Sat, 11/21/2020 - 11:42am

Then they would have to treat it like the rest of us who have to purchase from our city sources. It would hurt their unbridled profits and greedy business plan. You should think more of others.(sarcasm ) Why buy the cow when you can get the milk for free?

Objective truth...
Mon, 11/23/2020 - 12:19pm

Stop and think- if profits were so "unbridled" and their "greed" so easily fed by Michigan's free access to groundwater, why wouldn't other businesses be doing it? There's only about 4 or 5 companies bottling water from their own wells in the entire state- and only 1 of those is big enough that you have even heard of them (Absopure). All the rest of the many bottled water brands you see is purchased from a city water system and re-sold.

Sat, 11/21/2020 - 4:22am

Does this have an impact on excessively high Great Lake water levels? Does any of that water enter ground water tables? Maybe the solution is to monitor rather than give unlimited blanket permission.

Objective truth...
Mon, 11/23/2020 - 12:06pm
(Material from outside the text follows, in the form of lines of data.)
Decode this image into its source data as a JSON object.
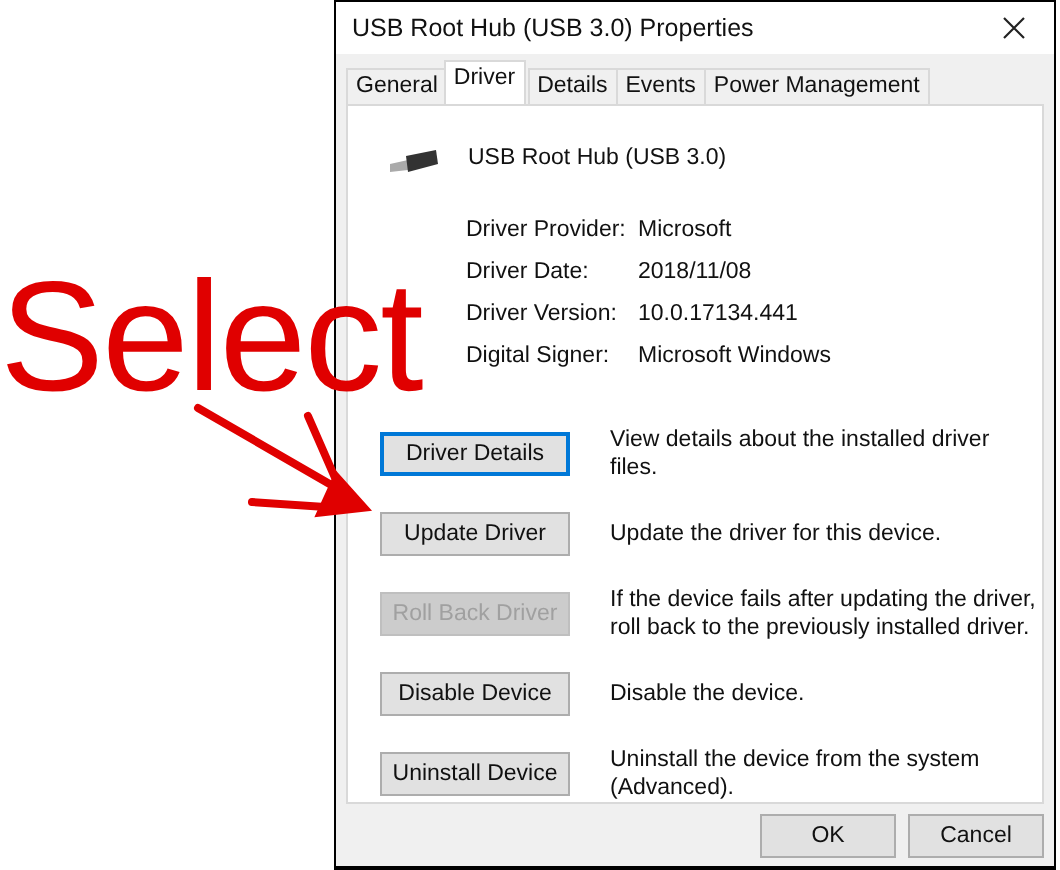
{
  "window": {
    "title": "USB Root Hub (USB 3.0) Properties"
  },
  "tabs": [
    {
      "label": "General",
      "selected": false
    },
    {
      "label": "Driver",
      "selected": true
    },
    {
      "label": "Details",
      "selected": false
    },
    {
      "label": "Events",
      "selected": false
    },
    {
      "label": "Power Management",
      "selected": false
    }
  ],
  "device": {
    "name": "USB Root Hub (USB 3.0)"
  },
  "properties": [
    {
      "label": "Driver Provider:",
      "value": "Microsoft"
    },
    {
      "label": "Driver Date:",
      "value": "2018/11/08"
    },
    {
      "label": "Driver Version:",
      "value": "10.0.17134.441"
    },
    {
      "label": "Digital Signer:",
      "value": "Microsoft Windows"
    }
  ],
  "actions": [
    {
      "button": "Driver Details",
      "description": "View details about the installed driver files.",
      "disabled": false,
      "focused": true
    },
    {
      "button": "Update Driver",
      "description": "Update the driver for this device.",
      "disabled": false,
      "focused": false
    },
    {
      "button": "Roll Back Driver",
      "description": "If the device fails after updating the driver, roll back to the previously installed driver.",
      "disabled": true,
      "focused": false
    },
    {
      "button": "Disable Device",
      "description": "Disable the device.",
      "disabled": false,
      "focused": false
    },
    {
      "button": "Uninstall Device",
      "description": "Uninstall the device from the system (Advanced).",
      "disabled": false,
      "focused": false
    }
  ],
  "footer_buttons": [
    "OK",
    "Cancel"
  ],
  "annotation": {
    "text": "Select"
  }
}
No, Nestle's withdrawals barely have an impact on the closest small streams, lakes, and wetlands to their wells. Let alone the enormous Great Lakes. It's a tiny drop in the bucket. Don't believe the claims that Michigan Citizens for Water Conservation makes about the harm Nestle causes, it's simply not true. Nestle's withdrawals ARE closely monitored and their permits are tightly controlled to ensure no negative impact.

Sat, 11/21/2020 - 6:21pm

How are Nestlé Waters’ withdrawals different from the typical agricultural or golf course water withdrawal elsewhere in our State?

Objective truth...
Mon, 11/23/2020 - 11:59am

Absolutely no different, just bigger than most. According to self-reported data in Michigan, there are no golf courses that pump nearly as much, and about 35 farms that pump more groundwater than Nestle. On average, a golf course or a farm field might be irrigated ~15,000,000 gallons/year by a single well. Nestle's total withdrawal from 9 wells at 4 different locations is about 350,000,000 to 390,000,000 gallons per year, so equivalent to ~25 golf courses or farm fields. Some farms might operate dozens of wells on different properties/fields, hence the 35 farms that pump more than Nestle